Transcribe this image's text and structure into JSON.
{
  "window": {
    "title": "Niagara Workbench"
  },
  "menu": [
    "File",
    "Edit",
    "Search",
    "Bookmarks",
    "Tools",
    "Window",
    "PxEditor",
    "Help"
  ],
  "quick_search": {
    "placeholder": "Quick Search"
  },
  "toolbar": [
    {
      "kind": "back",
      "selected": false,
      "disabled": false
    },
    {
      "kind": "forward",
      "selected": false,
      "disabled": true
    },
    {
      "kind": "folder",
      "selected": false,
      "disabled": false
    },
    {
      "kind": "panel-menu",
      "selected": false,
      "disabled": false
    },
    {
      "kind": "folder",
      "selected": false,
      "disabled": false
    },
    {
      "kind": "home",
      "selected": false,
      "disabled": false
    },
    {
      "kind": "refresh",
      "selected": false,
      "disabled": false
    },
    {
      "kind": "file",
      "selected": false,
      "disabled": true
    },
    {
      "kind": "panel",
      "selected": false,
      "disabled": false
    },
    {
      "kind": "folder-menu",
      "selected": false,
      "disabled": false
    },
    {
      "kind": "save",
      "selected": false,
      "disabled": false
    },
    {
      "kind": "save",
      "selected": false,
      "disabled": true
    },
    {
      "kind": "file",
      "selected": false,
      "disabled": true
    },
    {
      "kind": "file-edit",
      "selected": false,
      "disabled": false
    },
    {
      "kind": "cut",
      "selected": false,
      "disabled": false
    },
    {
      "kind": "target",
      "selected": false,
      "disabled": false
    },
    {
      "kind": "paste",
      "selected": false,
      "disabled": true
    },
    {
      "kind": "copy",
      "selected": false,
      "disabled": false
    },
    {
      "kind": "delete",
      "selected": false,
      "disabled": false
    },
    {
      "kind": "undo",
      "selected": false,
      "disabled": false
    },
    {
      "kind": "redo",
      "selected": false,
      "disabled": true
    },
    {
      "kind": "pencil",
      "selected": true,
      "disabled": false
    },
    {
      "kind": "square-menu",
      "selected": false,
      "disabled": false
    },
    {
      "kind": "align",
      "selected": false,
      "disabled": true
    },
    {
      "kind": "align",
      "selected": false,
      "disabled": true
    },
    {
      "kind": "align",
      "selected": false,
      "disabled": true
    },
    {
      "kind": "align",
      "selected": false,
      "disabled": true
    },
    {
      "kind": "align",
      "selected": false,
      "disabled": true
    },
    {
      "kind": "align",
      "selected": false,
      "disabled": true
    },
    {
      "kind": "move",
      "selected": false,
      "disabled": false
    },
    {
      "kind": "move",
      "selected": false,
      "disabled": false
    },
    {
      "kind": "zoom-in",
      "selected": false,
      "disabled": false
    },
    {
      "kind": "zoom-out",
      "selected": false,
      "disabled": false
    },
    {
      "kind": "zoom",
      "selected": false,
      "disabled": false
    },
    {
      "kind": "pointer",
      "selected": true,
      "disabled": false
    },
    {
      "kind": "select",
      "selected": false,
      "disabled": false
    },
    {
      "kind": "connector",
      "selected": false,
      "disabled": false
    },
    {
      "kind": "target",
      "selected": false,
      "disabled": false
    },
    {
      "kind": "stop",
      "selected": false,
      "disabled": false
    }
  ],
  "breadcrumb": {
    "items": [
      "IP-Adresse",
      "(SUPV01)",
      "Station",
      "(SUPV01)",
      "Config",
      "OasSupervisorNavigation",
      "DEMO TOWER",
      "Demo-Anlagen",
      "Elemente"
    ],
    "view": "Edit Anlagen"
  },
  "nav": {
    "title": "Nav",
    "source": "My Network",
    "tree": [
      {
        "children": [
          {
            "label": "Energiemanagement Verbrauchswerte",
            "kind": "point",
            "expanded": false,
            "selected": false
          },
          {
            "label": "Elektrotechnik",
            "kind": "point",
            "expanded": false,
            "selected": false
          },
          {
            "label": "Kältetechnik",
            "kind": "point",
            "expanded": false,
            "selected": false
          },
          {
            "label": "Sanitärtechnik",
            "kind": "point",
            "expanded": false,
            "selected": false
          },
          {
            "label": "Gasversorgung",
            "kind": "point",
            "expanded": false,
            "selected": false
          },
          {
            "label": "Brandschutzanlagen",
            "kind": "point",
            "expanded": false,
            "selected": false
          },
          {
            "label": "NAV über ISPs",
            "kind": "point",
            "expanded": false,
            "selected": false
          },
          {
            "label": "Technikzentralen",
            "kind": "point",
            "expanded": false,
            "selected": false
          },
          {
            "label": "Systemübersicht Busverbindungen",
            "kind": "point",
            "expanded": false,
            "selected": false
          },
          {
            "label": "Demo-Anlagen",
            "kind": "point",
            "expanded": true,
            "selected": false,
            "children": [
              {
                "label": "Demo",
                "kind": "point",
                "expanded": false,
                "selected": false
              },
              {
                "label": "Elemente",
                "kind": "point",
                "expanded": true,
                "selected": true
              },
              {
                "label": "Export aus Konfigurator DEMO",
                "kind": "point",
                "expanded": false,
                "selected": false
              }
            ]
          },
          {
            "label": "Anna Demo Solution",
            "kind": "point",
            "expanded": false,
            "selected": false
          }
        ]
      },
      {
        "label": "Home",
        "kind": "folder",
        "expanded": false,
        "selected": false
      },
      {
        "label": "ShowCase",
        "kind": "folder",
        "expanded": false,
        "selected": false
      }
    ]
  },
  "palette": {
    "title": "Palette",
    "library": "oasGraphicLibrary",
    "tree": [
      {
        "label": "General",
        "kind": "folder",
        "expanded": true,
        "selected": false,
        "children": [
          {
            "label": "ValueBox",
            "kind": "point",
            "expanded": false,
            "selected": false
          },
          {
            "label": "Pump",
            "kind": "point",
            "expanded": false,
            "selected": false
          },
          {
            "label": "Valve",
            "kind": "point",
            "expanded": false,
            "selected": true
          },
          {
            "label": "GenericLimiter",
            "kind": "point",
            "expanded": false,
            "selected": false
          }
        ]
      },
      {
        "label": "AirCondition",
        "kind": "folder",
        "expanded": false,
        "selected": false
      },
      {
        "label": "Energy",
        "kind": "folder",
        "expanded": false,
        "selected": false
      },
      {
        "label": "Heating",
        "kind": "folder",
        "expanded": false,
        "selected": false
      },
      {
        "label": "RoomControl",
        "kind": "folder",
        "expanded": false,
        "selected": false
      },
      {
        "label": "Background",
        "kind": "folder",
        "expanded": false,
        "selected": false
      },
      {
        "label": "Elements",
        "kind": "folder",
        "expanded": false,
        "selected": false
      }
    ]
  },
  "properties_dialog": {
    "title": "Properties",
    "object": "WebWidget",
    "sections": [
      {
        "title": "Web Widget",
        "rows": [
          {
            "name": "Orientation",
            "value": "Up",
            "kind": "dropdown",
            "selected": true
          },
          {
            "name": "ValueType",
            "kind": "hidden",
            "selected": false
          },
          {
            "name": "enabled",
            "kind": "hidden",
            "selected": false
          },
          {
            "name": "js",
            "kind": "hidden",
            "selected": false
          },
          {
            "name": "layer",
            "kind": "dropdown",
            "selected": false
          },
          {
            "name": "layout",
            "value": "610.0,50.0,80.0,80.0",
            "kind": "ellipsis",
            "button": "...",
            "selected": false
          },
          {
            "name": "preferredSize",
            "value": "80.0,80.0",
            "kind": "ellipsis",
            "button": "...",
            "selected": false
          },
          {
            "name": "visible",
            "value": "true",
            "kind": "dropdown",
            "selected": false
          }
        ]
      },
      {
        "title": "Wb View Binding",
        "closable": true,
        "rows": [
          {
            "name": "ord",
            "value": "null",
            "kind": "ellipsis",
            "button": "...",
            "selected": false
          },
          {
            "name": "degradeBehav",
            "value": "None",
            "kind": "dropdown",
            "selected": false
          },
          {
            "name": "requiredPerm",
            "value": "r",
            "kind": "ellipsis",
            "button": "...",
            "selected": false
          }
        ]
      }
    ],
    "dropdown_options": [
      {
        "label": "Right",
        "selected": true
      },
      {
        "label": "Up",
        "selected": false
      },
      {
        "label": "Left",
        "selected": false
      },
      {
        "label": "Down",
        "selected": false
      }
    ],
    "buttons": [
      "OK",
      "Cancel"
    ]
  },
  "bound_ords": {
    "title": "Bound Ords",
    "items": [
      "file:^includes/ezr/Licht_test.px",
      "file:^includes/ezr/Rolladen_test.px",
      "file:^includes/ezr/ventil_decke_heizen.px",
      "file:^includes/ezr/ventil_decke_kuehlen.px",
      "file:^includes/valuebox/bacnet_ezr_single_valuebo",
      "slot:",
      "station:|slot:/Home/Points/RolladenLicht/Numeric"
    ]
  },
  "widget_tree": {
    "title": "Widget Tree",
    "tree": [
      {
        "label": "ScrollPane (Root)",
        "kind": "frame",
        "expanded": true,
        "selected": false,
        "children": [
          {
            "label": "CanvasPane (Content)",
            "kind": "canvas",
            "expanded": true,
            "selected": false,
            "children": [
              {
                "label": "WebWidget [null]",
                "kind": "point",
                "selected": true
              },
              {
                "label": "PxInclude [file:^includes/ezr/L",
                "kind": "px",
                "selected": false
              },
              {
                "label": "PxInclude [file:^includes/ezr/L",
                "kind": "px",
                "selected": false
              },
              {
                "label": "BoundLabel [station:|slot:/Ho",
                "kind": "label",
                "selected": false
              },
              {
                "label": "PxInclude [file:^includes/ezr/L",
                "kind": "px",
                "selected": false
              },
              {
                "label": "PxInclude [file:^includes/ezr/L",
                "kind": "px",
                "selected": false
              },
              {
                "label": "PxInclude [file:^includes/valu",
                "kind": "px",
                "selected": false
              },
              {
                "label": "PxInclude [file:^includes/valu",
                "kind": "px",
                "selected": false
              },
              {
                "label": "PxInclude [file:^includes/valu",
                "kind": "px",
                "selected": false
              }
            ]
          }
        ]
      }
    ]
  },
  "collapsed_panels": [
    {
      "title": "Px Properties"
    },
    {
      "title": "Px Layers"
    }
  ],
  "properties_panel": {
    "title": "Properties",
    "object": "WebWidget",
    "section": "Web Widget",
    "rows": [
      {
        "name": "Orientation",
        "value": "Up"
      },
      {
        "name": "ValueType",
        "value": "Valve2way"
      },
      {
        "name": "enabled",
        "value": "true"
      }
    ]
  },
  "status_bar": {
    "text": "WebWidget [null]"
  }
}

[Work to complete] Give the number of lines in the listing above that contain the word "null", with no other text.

[Task solution] 3